Stock turnover 

What to do:  Look at how long you keep stock before it’s sold. Divide the cost of goods sold (COGS) by the average inventory value over a specific period. The result is your stock turnover ratio.

Results/action: A high stock turnover rate indicates that your business is efficiently managing its inventory, while a low stock turnover rate may indicate you’re holding onto excess inventory. 

Several things you can do to improve stock turnover include reviewing your inventory management practices, analysing your inventory mix, adjusting your pricing strategy and liquidating excess inventory. 

Tax provision 

What to do: Make sure you understand both your historical unpaid tax liabilities and the tax liability you’re accruing through the current financial year. Are you recording the current provision in your accounts? And do you have the cash put aside to fund it?

Results/action: If your current tax liability is higher than your tax provision, you may need to adjust your provision to reflect the increased liability. You may also want to analyse the reasons for the differences. 

Ageing of equipment 

What to do: Review your fixed asset inventory to assess the condition of each item and determine whether it’s still in good working order or requires dealing with. 

Results/action: Equipment can be dealt with in several ways, including repairing and refurbishing, replacing, retiring or monitoring. If investment is needed, consider how this will be funded, and ideally, identify and budget for this well in advance.

Employee leave provisions/liability 

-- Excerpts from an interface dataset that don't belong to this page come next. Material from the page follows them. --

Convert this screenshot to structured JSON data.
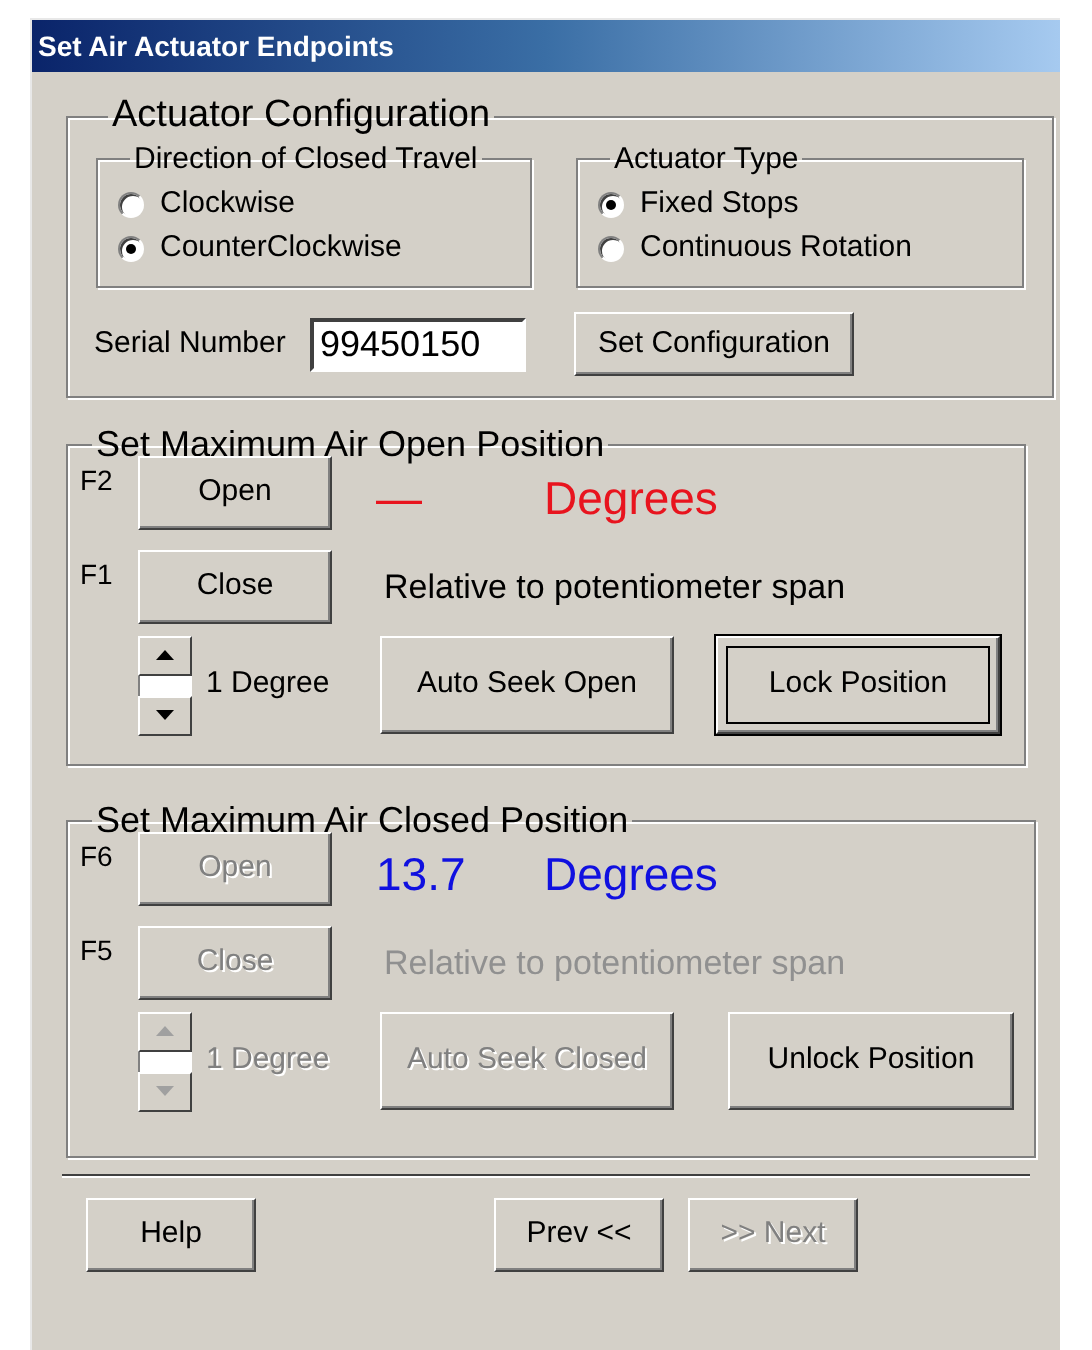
{
  "window": {
    "title": "Set Air Actuator Endpoints"
  },
  "configuration": {
    "title": "Actuator Configuration",
    "direction": {
      "title": "Direction of Closed Travel",
      "options": [
        {
          "label": "Clockwise",
          "selected": false
        },
        {
          "label": "CounterClockwise",
          "selected": true
        }
      ]
    },
    "actuator_type": {
      "title": "Actuator Type",
      "options": [
        {
          "label": "Fixed Stops",
          "selected": true
        },
        {
          "label": "Continuous Rotation",
          "selected": false
        }
      ]
    },
    "serial_number": {
      "label": "Serial Number",
      "value": "99450150"
    },
    "set_button": {
      "label": "Set Configuration"
    }
  },
  "positions": [
    {
      "title": "Set Maximum Air Open Position",
      "open": {
        "key": "F2",
        "label": "Open",
        "disabled": false
      },
      "close": {
        "key": "F1",
        "label": "Close",
        "disabled": false
      },
      "reading": {
        "value": "—",
        "unit": "Degrees",
        "color": "#e8141e"
      },
      "note": {
        "text": "Relative to potentiometer span",
        "disabled": false
      },
      "step": {
        "label": "1 Degree",
        "disabled": false
      },
      "seek_button": {
        "label": "Auto Seek Open",
        "disabled": false
      },
      "lock_button": {
        "label": "Lock Position",
        "focused": true
      }
    },
    {
      "title": "Set Maximum Air Closed Position",
      "open": {
        "key": "F6",
        "label": "Open",
        "disabled": true
      },
      "close": {
        "key": "F5",
        "label": "Close",
        "disabled": true
      },
      "reading": {
        "value": "13.7",
        "unit": "Degrees",
        "color": "#1010e0"
      },
      "note": {
        "text": "Relative to potentiometer span",
        "disabled": true
      },
      "step": {
        "label": "1 Degree",
        "disabled": true
      },
      "seek_button": {
        "label": "Auto Seek Closed",
        "disabled": true
      },
      "lock_button": {
        "label": "Unlock Position",
        "focused": false
      }
    }
  ],
  "footer": {
    "buttons": [
      {
        "label": "Help",
        "disabled": false
      },
      {
        "label": "Prev <<",
        "disabled": false
      },
      {
        "label": ">> Next",
        "disabled": true
      }
    ]
  }
}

What to do: Look at the balance of the employee leave provision on the balance sheet. If it’s not recorded on your balance sheet, consider adding it. At the very least, make sure you can monitor it through other payroll reporting.

Results/action: Record it as a liability as it represents the amount of money your business owes to your employees for accrued leave entitlements. By understanding your employee leave provisions, you can manage your obligations to your employees effectively while providing insight into your business’s financial performance and future cash flow.

Review your reports regularly 

We hope this has given you a good understanding of what to look for in your financial management reporting, what the results mean, and what actions to take. We recommend you report on a regular basis as follows:

  • Monthly – Profit and loss and working capital position
  • Quarterly –  More detailed monitoring, including rolling forecast (what’s coming up) and tax provision and projection
  • Annually/biannually – Tie finance performance into your strategic review 

The more you understand your financial management reports, the deeper insights you can gain and the more effective action you can take to make improvements in your business to boost your position and bottom line. 

Do you have questions about your financial management reports? Contact us today for insights and personalised advice.